The problem: Make your reply a word-for-word repeat of the records.

---------- Given information ----------

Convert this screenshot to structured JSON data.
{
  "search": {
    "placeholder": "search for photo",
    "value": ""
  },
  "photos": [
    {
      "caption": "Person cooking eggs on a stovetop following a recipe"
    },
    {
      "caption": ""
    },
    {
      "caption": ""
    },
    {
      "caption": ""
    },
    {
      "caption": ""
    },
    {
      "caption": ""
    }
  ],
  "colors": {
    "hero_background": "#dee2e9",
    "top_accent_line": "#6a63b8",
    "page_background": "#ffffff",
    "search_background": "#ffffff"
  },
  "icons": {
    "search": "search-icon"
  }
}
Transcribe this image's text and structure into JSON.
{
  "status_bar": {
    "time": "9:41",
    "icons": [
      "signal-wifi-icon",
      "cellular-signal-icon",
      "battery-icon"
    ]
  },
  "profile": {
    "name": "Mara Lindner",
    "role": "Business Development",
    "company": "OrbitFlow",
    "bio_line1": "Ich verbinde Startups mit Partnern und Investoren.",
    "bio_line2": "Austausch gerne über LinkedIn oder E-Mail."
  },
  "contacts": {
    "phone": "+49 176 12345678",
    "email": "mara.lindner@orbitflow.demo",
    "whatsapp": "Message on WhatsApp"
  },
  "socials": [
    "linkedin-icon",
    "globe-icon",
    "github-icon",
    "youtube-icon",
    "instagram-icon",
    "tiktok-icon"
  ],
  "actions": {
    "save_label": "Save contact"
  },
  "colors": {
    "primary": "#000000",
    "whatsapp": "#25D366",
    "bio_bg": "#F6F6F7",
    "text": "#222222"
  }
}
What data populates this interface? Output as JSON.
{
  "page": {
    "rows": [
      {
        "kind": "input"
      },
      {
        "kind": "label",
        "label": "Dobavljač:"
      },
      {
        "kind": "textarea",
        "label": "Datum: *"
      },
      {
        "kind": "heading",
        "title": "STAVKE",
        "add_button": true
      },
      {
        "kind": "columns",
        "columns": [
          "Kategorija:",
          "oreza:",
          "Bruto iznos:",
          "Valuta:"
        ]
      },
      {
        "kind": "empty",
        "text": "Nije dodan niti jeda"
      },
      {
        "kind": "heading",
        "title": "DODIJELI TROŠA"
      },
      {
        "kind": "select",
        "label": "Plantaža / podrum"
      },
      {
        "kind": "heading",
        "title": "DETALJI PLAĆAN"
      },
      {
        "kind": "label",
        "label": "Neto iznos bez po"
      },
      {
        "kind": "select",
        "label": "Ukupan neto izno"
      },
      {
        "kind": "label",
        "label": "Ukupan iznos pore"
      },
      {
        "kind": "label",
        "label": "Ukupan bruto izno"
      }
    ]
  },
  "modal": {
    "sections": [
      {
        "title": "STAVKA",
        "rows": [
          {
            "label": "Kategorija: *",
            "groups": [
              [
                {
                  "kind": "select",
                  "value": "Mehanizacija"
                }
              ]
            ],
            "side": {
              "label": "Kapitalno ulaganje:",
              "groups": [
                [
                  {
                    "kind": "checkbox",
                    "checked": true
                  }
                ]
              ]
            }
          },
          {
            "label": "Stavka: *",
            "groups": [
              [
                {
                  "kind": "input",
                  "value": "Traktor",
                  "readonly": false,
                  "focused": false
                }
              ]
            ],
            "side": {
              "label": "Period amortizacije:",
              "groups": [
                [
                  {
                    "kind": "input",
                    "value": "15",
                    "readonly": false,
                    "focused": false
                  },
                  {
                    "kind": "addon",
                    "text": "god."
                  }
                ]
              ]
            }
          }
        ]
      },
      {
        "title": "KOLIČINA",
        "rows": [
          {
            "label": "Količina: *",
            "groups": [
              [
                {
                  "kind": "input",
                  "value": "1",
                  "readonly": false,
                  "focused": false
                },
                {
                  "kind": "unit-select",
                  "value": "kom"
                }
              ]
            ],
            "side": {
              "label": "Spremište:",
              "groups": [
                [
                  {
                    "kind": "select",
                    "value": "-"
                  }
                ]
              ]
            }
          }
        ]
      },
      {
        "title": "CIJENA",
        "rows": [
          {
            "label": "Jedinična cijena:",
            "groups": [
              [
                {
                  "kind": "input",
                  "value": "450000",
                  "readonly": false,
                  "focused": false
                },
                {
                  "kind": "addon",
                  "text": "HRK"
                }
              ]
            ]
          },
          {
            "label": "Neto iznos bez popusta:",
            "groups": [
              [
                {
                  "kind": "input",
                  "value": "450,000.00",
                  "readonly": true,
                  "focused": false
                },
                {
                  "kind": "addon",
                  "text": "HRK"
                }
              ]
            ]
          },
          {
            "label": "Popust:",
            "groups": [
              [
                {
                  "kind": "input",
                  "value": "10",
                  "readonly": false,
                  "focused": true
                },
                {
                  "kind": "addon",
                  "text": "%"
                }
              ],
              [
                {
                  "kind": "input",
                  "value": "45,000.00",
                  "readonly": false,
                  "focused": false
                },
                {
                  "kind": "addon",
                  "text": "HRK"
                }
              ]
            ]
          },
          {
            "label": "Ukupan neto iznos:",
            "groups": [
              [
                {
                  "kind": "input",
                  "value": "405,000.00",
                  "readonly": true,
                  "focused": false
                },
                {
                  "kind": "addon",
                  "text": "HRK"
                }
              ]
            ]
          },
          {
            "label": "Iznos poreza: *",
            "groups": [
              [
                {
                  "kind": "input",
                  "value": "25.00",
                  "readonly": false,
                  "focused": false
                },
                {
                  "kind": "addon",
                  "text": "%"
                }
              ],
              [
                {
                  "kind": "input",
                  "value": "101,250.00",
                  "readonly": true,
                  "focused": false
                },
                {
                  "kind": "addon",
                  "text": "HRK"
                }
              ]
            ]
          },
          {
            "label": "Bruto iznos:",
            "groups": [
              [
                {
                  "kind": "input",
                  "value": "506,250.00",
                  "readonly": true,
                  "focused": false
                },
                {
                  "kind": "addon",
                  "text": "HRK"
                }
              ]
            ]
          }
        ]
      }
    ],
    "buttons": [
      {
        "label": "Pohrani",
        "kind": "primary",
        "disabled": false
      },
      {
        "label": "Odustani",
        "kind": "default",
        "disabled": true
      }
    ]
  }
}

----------

Answer box:
Convert this screenshot to structured JSON data.
{
  "search": {
    "placeholder": "search for photo",
    "value": ""
  },
  "photos": [
    {
      "caption": "Person cooking eggs on a stovetop following a recipe"
    },
    {
      "caption": ""
    },
    {
      "caption": ""
    },
    {
      "caption": ""
    },
    {
      "caption": ""
    },
    {
      "caption": ""
    }
  ],
  "colors": {
    "hero_background": "#dee2e9",
    "top_accent_line": "#6a63b8",
    "page_background": "#ffffff",
    "search_background": "#ffffff"
  },
  "icons": {
    "search": "search-icon"
  }
}
Transcribe this image's text and structure into JSON.
{
  "status_bar": {
    "time": "9:41",
    "icons": [
      "signal-wifi-icon",
      "cellular-signal-icon",
      "battery-icon"
    ]
  },
  "profile": {
    "name": "Mara Lindner",
    "role": "Business Development",
    "company": "OrbitFlow",
    "bio_line1": "Ich verbinde Startups mit Partnern und Investoren.",
    "bio_line2": "Austausch gerne über LinkedIn oder E-Mail."
  },
  "contacts": {
    "phone": "+49 176 12345678",
    "email": "mara.lindner@orbitflow.demo",
    "whatsapp": "Message on WhatsApp"
  },
  "socials": [
    "linkedin-icon",
    "globe-icon",
    "github-icon",
    "youtube-icon",
    "instagram-icon",
    "tiktok-icon"
  ],
  "actions": {
    "save_label": "Save contact"
  },
  "colors": {
    "primary": "#000000",
    "whatsapp": "#25D366",
    "bio_bg": "#F6F6F7",
    "text": "#222222"
  }
}
What data populates this interface? Output as JSON.
{
  "page": {
    "rows": [
      {
        "kind": "input"
      },
      {
        "kind": "label",
        "label": "Dobavljač:"
      },
      {
        "kind": "textarea",
        "label": "Datum: *"
      },
      {
        "kind": "heading",
        "title": "STAVKE",
        "add_button": true
      },
      {
        "kind": "columns",
        "columns": [
          "Kategorija:",
          "oreza:",
          "Bruto iznos:",
          "Valuta:"
        ]
      },
      {
        "kind": "empty",
        "text": "Nije dodan niti jeda"
      },
      {
        "kind": "heading",
        "title": "DODIJELI TROŠA"
      },
      {
        "kind": "select",
        "label": "Plantaža / podrum"
      },
      {
        "kind": "heading",
        "title": "DETALJI PLAĆAN"
      },
      {
        "kind": "label",
        "label": "Neto iznos bez po"
      },
      {
        "kind": "select",
        "label": "Ukupan neto izno"
      },
      {
        "kind": "label",
        "label": "Ukupan iznos pore"
      },
      {
        "kind": "label",
        "label": "Ukupan bruto izno"
      }
    ]
  },
  "modal": {
    "sections": [
      {
        "title": "STAVKA",
        "rows": [
          {
            "label": "Kategorija: *",
            "groups": [
              [
                {
                  "kind": "select",
                  "value": "Mehanizacija"
                }
              ]
            ],
            "side": {
              "label": "Kapitalno ulaganje:",
              "groups": [
                [
                  {
                    "kind": "checkbox",
                    "checked": true
                  }
                ]
              ]
            }
          },
          {
            "label": "Stavka: *",
            "groups": [
              [
                {
                  "kind": "input",
                  "value": "Traktor",
                  "readonly": false,
                  "focused": false
                }
              ]
            ],
            "side": {
              "label": "Period amortizacije:",
              "groups": [
                [
                  {
                    "kind": "input",
                    "value": "15",
                    "readonly": false,
                    "focused": false
                  },
                  {
                    "kind": "addon",
                    "text": "god."
                  }
                ]
              ]
            }
          }
        ]
      },
      {
        "title": "KOLIČINA",
        "rows": [
          {
            "label": "Količina: *",
            "groups": [
              [
                {
                  "kind": "input",
                  "value": "1",
                  "readonly": false,
                  "focused": false
                },
                {
                  "kind": "unit-select",
                  "value": "kom"
                }
              ]
            ],
            "side": {
              "label": "Spremište:",
              "groups": [
                [
                  {
                    "kind": "select",
                    "value": "-"
                  }
                ]
              ]
            }
          }
        ]
      },
      {
        "title": "CIJENA",
        "rows": [
          {
            "label": "Jedinična cijena:",
            "groups": [
              [
                {
                  "kind": "input",
                  "value": "450000",
                  "readonly": false,
                  "focused": false
                },
                {
                  "kind": "addon",
                  "text": "HRK"
                }
              ]
            ]
          },
          {
            "label": "Neto iznos bez popusta:",
            "groups": [
              [
                {
                  "kind": "input",
                  "value": "450,000.00",
                  "readonly": true,
                  "focused": false
                },
                {
                  "kind": "addon",
                  "text": "HRK"
                }
              ]
            ]
          },
          {
            "label": "Popust:",
            "groups": [
              [
                {
                  "kind": "input",
                  "value": "10",
                  "readonly": false,
                  "focused": true
                },
                {
                  "kind": "addon",
                  "text": "%"
                }
              ],
              [
                {
                  "kind": "input",
                  "value": "45,000.00",
                  "readonly": false,
                  "focused": false
                },
                {
                  "kind": "addon",
                  "text": "HRK"
                }
              ]
            ]
          },
          {
            "label": "Ukupan neto iznos:",
            "groups": [
              [
                {
                  "kind": "input",
                  "value": "405,000.00",
                  "readonly": true,
                  "focused": false
                },
                {
                  "kind": "addon",
                  "text": "HRK"
                }
              ]
            ]
          },
          {
            "label": "Iznos poreza: *",
            "groups": [
              [
                {
                  "kind": "input",
                  "value": "25.00",
                  "readonly": false,
                  "focused": false
                },
                {
                  "kind": "addon",
                  "text": "%"
                }
              ],
              [
                {
                  "kind": "input",
                  "value": "101,250.00",
                  "readonly": true,
                  "focused": false
                },
                {
                  "kind": "addon",
                  "text": "HRK"
                }
              ]
            ]
          },
          {
            "label": "Bruto iznos:",
            "groups": [
              [
                {
                  "kind": "input",
                  "value": "506,250.00",
                  "readonly": true,
                  "focused": false
                },
                {
                  "kind": "addon",
                  "text": "HRK"
                }
              ]
            ]
          }
        ]
      }
    ],
    "buttons": [
      {
        "label": "Pohrani",
        "kind": "primary",
        "disabled": false
      },
      {
        "label": "Odustani",
        "kind": "default",
        "disabled": true
      }
    ]
  }
}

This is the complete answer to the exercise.